7. The 1960s and 1970s Shoes for Women

The 1960s and 1970s Shoes for Women

In the 1960s, multiple styles came into view that represented different political views. It was the decade of self-expression and self-exploring. Women stopped wearing stockings as a wardrobe essential, and skirt lengths snuck up to thighs. 

Go-go boots, low heels short white boots, became popular because of Nancy Sinatra’s song, “These Boots Are Made for Walkin’. Cossack-type boots and Go-Go boots were worn with mini-skirts for dancing. The young women favored pumps and trainers for daily wear and pointed flat shoes with low heels for the evening and party wear.

The high heels were out of fashion as women became aware of the comfort needed for healthy feet. Tall stiletto heels caused damage to women’s feet by pushing the foot forward, pressing into the pointy toes, thus causing bunions (Hallux Valgus) and hammertoes. The accidents of women breaking their ankles damaged the popularity of high heels.

Drastic changes occurred in the 1970s when the Feminist movement and the Civil Rights movement started. As a result, fashion was extreme. The 1970s saw the comeback of wedge heels and platform-type shoes. But fashion did not include only a few particular styles. Women wore all kinds of shoes, designed by new advances in comfort as well as other marketing campaigns. 

The fashion sense of the 60s and 70s was all about the music, after all. Therefore, the disco culture originated in 1970, and the super high-heels returned.

The Launch of Nike became the latest trend of the late 1970s. Another brand with the name Running shoes entered the market. 

8. The 80s and 90s Women’s Shoes

The 80s and 90s Women’s Shoes

1980s fashion is linked with the then-popular television series Dynasty. The fashion included bright-colored shoes with bows and status symbols all over them. Classic look was popular in the 1980s. The surprise hit of the 80s was the Moon Boots. 

In the 90s, women recognized that being comfortable and being on-trend did not need to be limited. So, fashion calmed down a bit in 1990. Casual Fridays at work and shoes with suits became popular because of the Dotcom bubble. Logos and brands were still popular, but women were seen wearing flat, comfortable shoes. Mostly the in-fashion shoes were from Hush Puppies, Gucci loafers, and Prada Sport boots.

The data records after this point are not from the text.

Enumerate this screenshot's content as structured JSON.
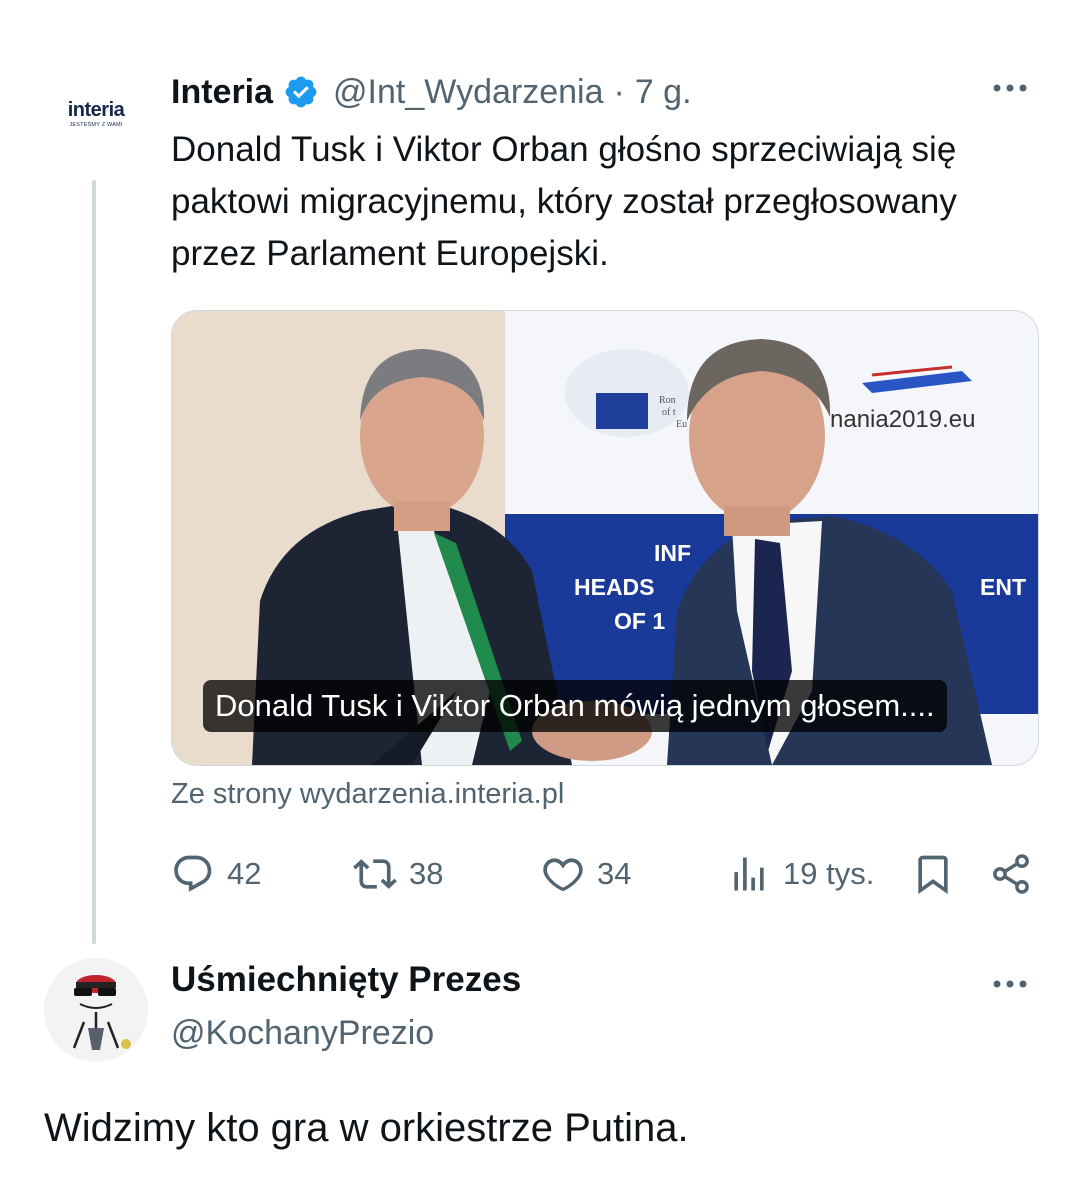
{
  "tweet": {
    "avatar_logo": "interia",
    "avatar_tagline": "JESTEŚMY Z WAMI",
    "name": "Interia",
    "handle": "@Int_Wydarzenia",
    "separator": "·",
    "time": "7 g.",
    "more_icon": "more-horizontal-icon",
    "text": "Donald Tusk i Viktor Orban głośno sprzeciwiają się paktowi migracyjnemu, który został przegłosowany przez Parlament Europejski.",
    "card": {
      "caption": "Donald Tusk i Viktor Orban mówią jednym głosem....",
      "source": "Ze strony wydarzenia.interia.pl",
      "backdrop_text_domain": "nania2019.eu",
      "backdrop_text_1": "INF",
      "backdrop_text_2": "HEADS",
      "backdrop_text_3": "OF 1",
      "backdrop_text_4": "ENT",
      "backdrop_small_1": "Ron",
      "backdrop_small_2": "of t",
      "backdrop_small_3": "Eu"
    },
    "actions": {
      "replies": "42",
      "retweets": "38",
      "likes": "34",
      "views": "19 tys."
    }
  },
  "reply": {
    "name": "Uśmiechnięty Prezes",
    "handle": "@KochanyPrezio",
    "text": "Widzimy kto gra w orkiestrze Putina."
  },
  "colors": {
    "verified": "#1d9bf0",
    "secondary_text": "#536471",
    "thread_line": "#cfd9de"
  }
}
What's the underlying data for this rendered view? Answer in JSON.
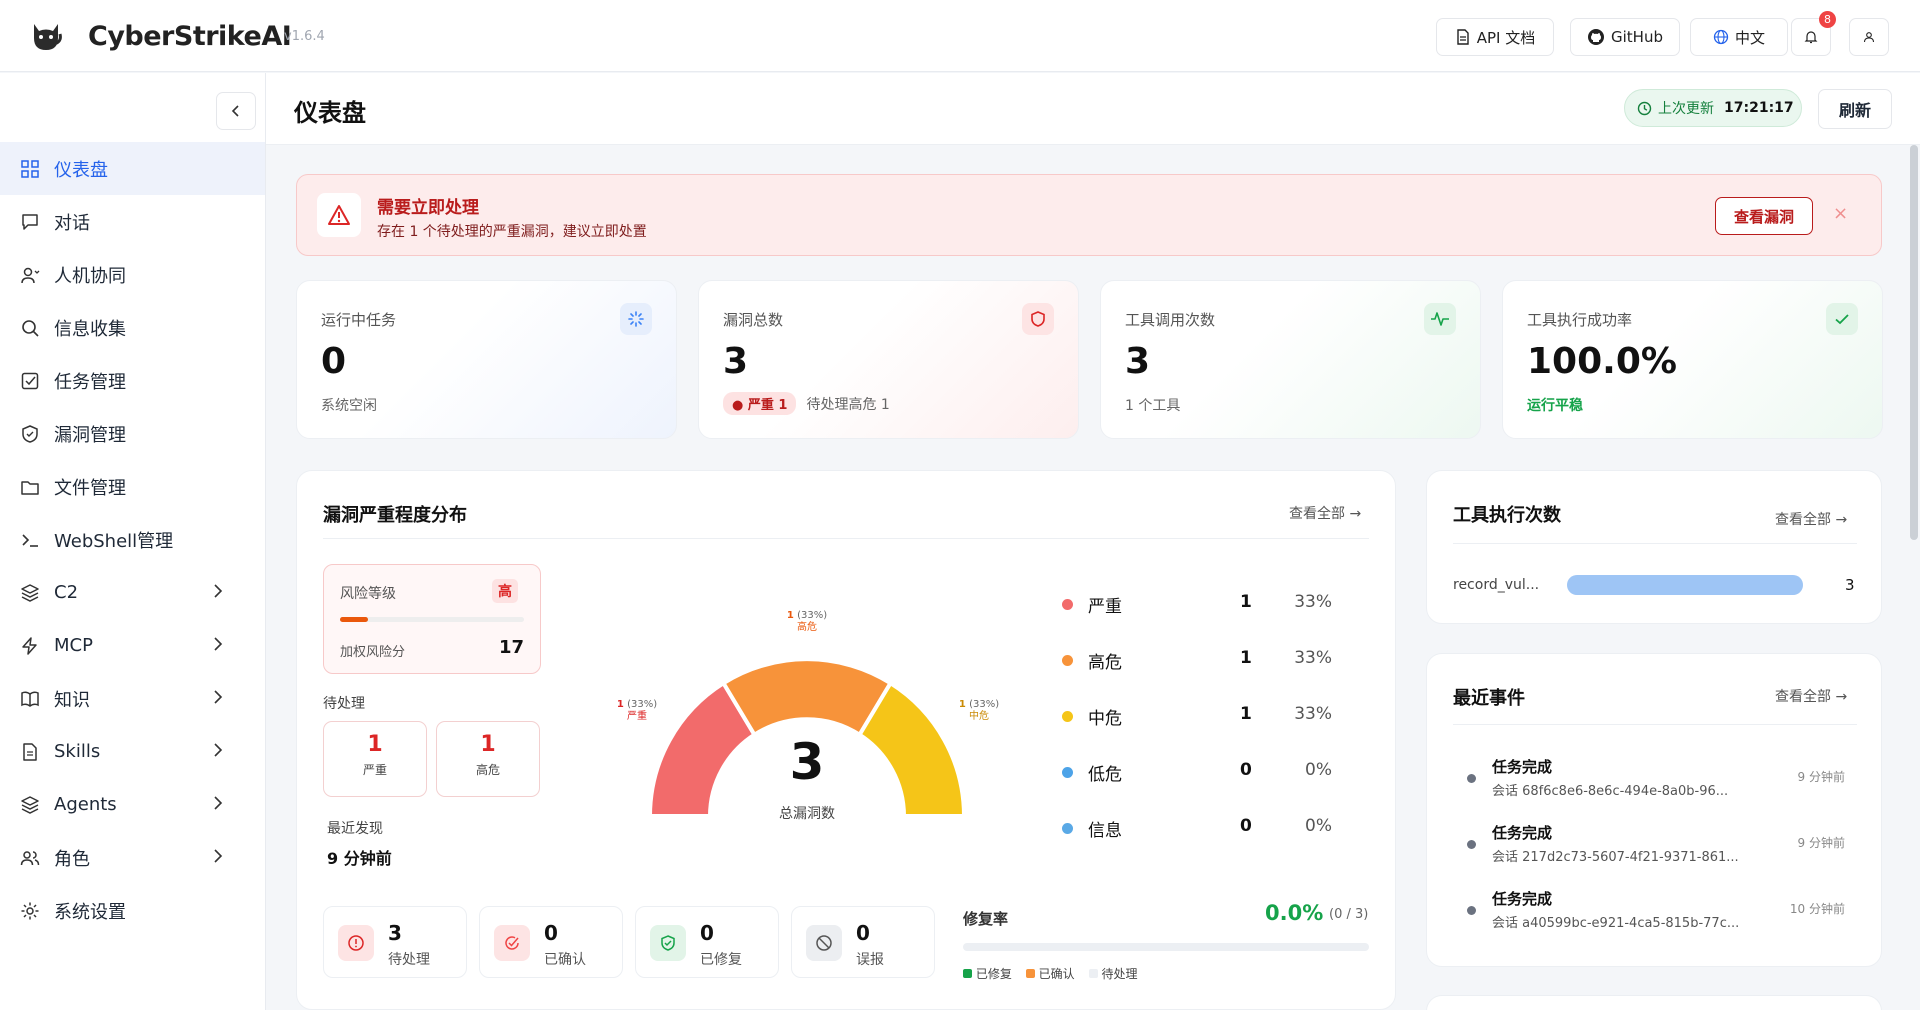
{
  "app": {
    "brand": "CyberStrikeAI",
    "version": "v1.6.4"
  },
  "topbar": {
    "api_docs": "API 文档",
    "github": "GitHub",
    "language": "中文",
    "notification_count": "8"
  },
  "sidebar": {
    "items": [
      {
        "label": "仪表盘",
        "icon": "dashboard-icon",
        "active": true
      },
      {
        "label": "对话",
        "icon": "chat-icon"
      },
      {
        "label": "人机协同",
        "icon": "user-collab-icon"
      },
      {
        "label": "信息收集",
        "icon": "search-icon"
      },
      {
        "label": "任务管理",
        "icon": "task-check-icon"
      },
      {
        "label": "漏洞管理",
        "icon": "shield-icon"
      },
      {
        "label": "文件管理",
        "icon": "folder-icon"
      },
      {
        "label": "WebShell管理",
        "icon": "terminal-icon"
      },
      {
        "label": "C2",
        "icon": "layers-icon",
        "expandable": true
      },
      {
        "label": "MCP",
        "icon": "bolt-icon",
        "expandable": true
      },
      {
        "label": "知识",
        "icon": "book-icon",
        "expandable": true
      },
      {
        "label": "Skills",
        "icon": "document-icon",
        "expandable": true
      },
      {
        "label": "Agents",
        "icon": "layers-icon",
        "expandable": true
      },
      {
        "label": "角色",
        "icon": "users-icon",
        "expandable": true
      },
      {
        "label": "系统设置",
        "icon": "gear-icon"
      }
    ]
  },
  "header": {
    "title": "仪表盘",
    "last_updated_label": "上次更新",
    "last_updated_time": "17:21:17",
    "refresh": "刷新"
  },
  "alert": {
    "title": "需要立即处理",
    "message": "存在 1 个待处理的严重漏洞，建议立即处置",
    "action": "查看漏洞",
    "close": "×"
  },
  "stats": [
    {
      "label": "运行中任务",
      "value": "0",
      "sub": "系统空闲"
    },
    {
      "label": "漏洞总数",
      "value": "3",
      "pill": "严重 1",
      "sub": "待处理高危 1"
    },
    {
      "label": "工具调用次数",
      "value": "3",
      "sub": "1 个工具"
    },
    {
      "label": "工具执行成功率",
      "value": "100.0%",
      "sub": "运行平稳"
    }
  ],
  "severity": {
    "title": "漏洞严重程度分布",
    "view_all": "查看全部 →",
    "risk_label": "风险等级",
    "risk_level": "高",
    "risk_fill": 0.15,
    "weighted_label": "加权风险分",
    "weighted_score": "17",
    "pending_label": "待处理",
    "pending": [
      {
        "value": "1",
        "label": "严重"
      },
      {
        "value": "1",
        "label": "高危"
      }
    ],
    "recent_label": "最近发现",
    "recent_value": "9 分钟前",
    "total": "3",
    "total_label": "总漏洞数",
    "gauge_labels": [
      {
        "count": "1",
        "pct": "(33%)",
        "name": "严重"
      },
      {
        "count": "1",
        "pct": "(33%)",
        "name": "高危"
      },
      {
        "count": "1",
        "pct": "(33%)",
        "name": "中危"
      }
    ],
    "legend": [
      {
        "name": "严重",
        "count": "1",
        "pct": "33%",
        "color": "#f26b6b"
      },
      {
        "name": "高危",
        "count": "1",
        "pct": "33%",
        "color": "#f7933a"
      },
      {
        "name": "中危",
        "count": "1",
        "pct": "33%",
        "color": "#f5c518"
      },
      {
        "name": "低危",
        "count": "0",
        "pct": "0%",
        "color": "#4da3e8"
      },
      {
        "name": "信息",
        "count": "0",
        "pct": "0%",
        "color": "#5aa9e6"
      }
    ],
    "status": [
      {
        "value": "3",
        "label": "待处理"
      },
      {
        "value": "0",
        "label": "已确认"
      },
      {
        "value": "0",
        "label": "已修复"
      },
      {
        "value": "0",
        "label": "误报"
      }
    ],
    "fix_rate_label": "修复率",
    "fix_rate": "0.0%",
    "fix_ratio": "(0 / 3)",
    "fix_legend": [
      "已修复",
      "已确认",
      "待处理"
    ]
  },
  "tools": {
    "title": "工具执行次数",
    "view_all": "查看全部 →",
    "rows": [
      {
        "name": "record_vul...",
        "count": "3",
        "fill": 1.0
      }
    ]
  },
  "events": {
    "title": "最近事件",
    "view_all": "查看全部 →",
    "items": [
      {
        "title": "任务完成",
        "sub": "会话 68f6c8e6-8e6c-494e-8a0b-96...",
        "time": "9 分钟前"
      },
      {
        "title": "任务完成",
        "sub": "会话 217d2c73-5607-4f21-9371-861...",
        "time": "9 分钟前"
      },
      {
        "title": "任务完成",
        "sub": "会话 a40599bc-e921-4ca5-815b-77c...",
        "time": "10 分钟前"
      }
    ]
  }
}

Conclusion

Footwear had a lasting impact on the fashion industry in the 1900s. Its influences can be seen today as all the 90s styles are in trend again. You can easily get Balmoral type front lace-up boots, gladiator sandals, flip-flops, peep-toe pumps, wedges, stilettos, and Chuck Taylors with a variety of colors and designs in almost any shoe store.